## Description of the task
From the entries below, tally how many lines contain "title" and report only that figure.

======== Given information ========

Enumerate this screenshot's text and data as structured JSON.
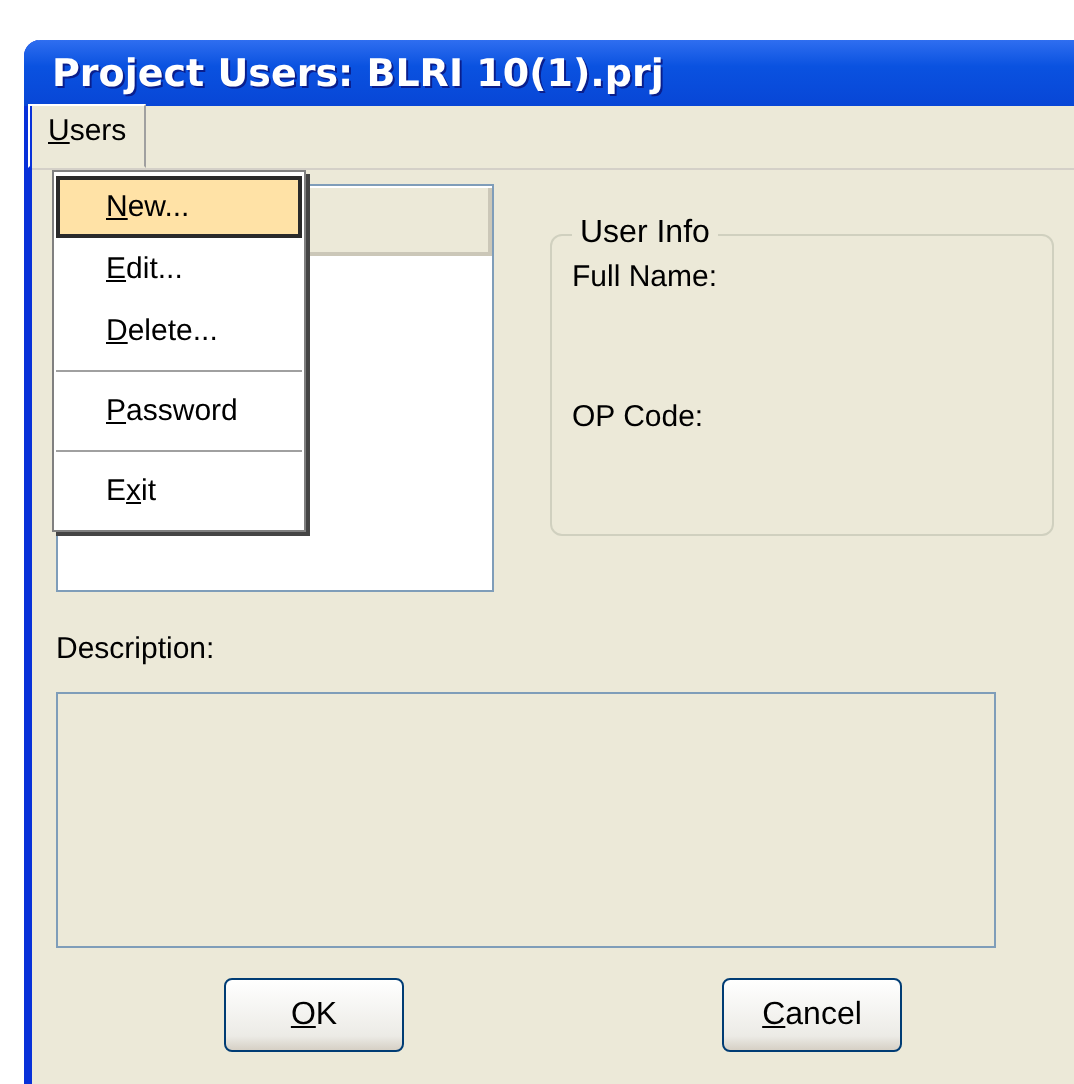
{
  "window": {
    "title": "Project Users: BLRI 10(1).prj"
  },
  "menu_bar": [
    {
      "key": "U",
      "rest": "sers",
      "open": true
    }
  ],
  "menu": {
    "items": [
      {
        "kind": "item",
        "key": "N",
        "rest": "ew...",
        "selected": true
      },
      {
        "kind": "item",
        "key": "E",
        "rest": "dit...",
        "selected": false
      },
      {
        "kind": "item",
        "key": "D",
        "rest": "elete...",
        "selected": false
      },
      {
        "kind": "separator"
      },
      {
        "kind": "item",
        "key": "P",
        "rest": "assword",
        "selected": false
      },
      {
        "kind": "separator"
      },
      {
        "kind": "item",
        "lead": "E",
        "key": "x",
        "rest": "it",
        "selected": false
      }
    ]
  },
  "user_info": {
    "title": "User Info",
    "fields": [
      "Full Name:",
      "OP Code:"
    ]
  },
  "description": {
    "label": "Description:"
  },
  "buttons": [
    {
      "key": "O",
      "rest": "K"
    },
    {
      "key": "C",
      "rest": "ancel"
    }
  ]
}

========

## Worked solution
2